And if you don't know me, I'll paint you a picture: I cry when I'm sad, I cry when I'm angry, I cry when I'm happy. I sobbed through Julian's baby-room graduation video a few years ago and - yesterday - during much of this beautiful (hour-long) tribute to David Rakoff on This American Life. In the car. With my entire family. (Luckily the boys were sleeping - the whole scene would have been quite confusing for them, I suspect.) I tear up looking at pictures of friends with their grandmothers, old dogs with teeny babes, my brother and me when we were little kids.
But today, on Facebook, I loved seeing the dozens of photos of kids heading off to school, some of them for the first time. (Don't get me wrong: many of these images - and the status updates of some of the parents who were struggling with transitions - tugged at my heart.)
Jon and I tried to take our own pictures, today - of Jules heading off to his last year of preschool (his first day as a Zebra) and Kai who moved on up to the full-fledged toddler room (of "Dragonflies.")
This is the shot I got:
I tried again at school and got this photo:
Made possible by bribery (getting to climb this tree in the morning) and my trusty assistant Tracy (below). No smiles - but, here we've got faces.

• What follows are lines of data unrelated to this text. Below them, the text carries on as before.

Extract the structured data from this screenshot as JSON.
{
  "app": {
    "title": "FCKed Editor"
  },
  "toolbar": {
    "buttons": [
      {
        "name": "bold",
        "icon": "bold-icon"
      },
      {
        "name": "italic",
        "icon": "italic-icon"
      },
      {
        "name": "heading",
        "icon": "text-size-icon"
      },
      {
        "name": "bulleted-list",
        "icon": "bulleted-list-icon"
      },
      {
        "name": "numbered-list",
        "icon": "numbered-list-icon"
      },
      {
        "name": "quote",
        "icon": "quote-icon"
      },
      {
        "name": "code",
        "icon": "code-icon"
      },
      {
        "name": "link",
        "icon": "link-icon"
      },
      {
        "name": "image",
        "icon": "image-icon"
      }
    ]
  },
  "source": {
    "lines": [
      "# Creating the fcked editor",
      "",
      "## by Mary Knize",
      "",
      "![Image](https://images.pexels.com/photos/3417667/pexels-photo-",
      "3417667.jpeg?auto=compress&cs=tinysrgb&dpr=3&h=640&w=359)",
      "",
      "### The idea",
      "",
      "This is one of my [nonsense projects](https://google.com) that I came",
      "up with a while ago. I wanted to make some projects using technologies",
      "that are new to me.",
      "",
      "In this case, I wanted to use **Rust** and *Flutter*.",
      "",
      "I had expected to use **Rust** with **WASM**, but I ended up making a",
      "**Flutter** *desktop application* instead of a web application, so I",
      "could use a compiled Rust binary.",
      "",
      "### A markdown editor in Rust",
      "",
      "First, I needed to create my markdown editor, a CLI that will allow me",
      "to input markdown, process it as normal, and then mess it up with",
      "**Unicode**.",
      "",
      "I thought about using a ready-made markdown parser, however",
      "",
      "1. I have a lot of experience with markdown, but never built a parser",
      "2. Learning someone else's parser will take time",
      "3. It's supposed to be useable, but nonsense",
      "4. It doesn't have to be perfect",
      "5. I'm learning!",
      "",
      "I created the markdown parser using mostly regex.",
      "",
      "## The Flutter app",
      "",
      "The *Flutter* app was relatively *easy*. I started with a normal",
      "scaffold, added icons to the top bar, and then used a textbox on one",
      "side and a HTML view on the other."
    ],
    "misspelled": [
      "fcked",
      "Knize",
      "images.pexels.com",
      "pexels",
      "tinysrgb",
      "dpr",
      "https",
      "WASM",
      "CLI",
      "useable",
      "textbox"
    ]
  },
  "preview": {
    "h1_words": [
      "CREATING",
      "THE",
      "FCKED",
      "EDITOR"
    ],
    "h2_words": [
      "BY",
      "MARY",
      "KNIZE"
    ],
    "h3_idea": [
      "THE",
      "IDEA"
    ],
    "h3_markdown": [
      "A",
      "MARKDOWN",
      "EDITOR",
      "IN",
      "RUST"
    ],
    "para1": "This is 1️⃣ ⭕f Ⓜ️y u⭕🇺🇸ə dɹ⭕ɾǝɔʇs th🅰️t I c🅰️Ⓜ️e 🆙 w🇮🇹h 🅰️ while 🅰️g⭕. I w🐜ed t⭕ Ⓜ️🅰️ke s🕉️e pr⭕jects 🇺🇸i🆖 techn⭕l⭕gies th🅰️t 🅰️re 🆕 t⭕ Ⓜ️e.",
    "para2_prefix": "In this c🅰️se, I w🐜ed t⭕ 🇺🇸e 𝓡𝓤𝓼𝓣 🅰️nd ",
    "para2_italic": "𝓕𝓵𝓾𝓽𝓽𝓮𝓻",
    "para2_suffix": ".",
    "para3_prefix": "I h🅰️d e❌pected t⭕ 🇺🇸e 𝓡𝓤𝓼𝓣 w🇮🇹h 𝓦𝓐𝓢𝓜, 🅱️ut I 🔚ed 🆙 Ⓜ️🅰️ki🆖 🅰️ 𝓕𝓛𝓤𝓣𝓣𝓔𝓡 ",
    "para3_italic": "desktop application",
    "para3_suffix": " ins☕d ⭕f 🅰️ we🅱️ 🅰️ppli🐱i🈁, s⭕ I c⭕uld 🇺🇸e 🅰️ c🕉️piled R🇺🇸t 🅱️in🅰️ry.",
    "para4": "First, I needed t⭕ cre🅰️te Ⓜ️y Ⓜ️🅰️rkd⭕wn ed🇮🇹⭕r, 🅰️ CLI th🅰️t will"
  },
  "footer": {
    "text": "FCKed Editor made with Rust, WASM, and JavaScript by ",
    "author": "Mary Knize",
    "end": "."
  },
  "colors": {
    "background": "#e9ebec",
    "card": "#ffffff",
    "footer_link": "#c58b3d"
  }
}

Here's the thing: Life isn't picture perfect. And these photos make me laugh. But I wasn't laughing when I was taking these shots. I was genuinely annoyed. (I was even more genuinely annoyed when Jules refused to put away my laptop after dinner and slammed it on the kitchen table. I lost my shit.)
I started this blog as a motivator to overcome my fears. But I keep writing it because it's serving as a sort of "lighten-up lens" for my life. Putting my day down the page gives me perspective.
Seeing things in print, I can see: Life is good. Very good. It's super-fun. I can so see that in retrospect, when I'm writing it and reading it. In the moment, though, I have trouble succumbing to the fun, trouble recognizing when is the time to give in, to laugh with abandon, to stop directing and correcting.
Do you know the secret to finding that balance? If so, please share.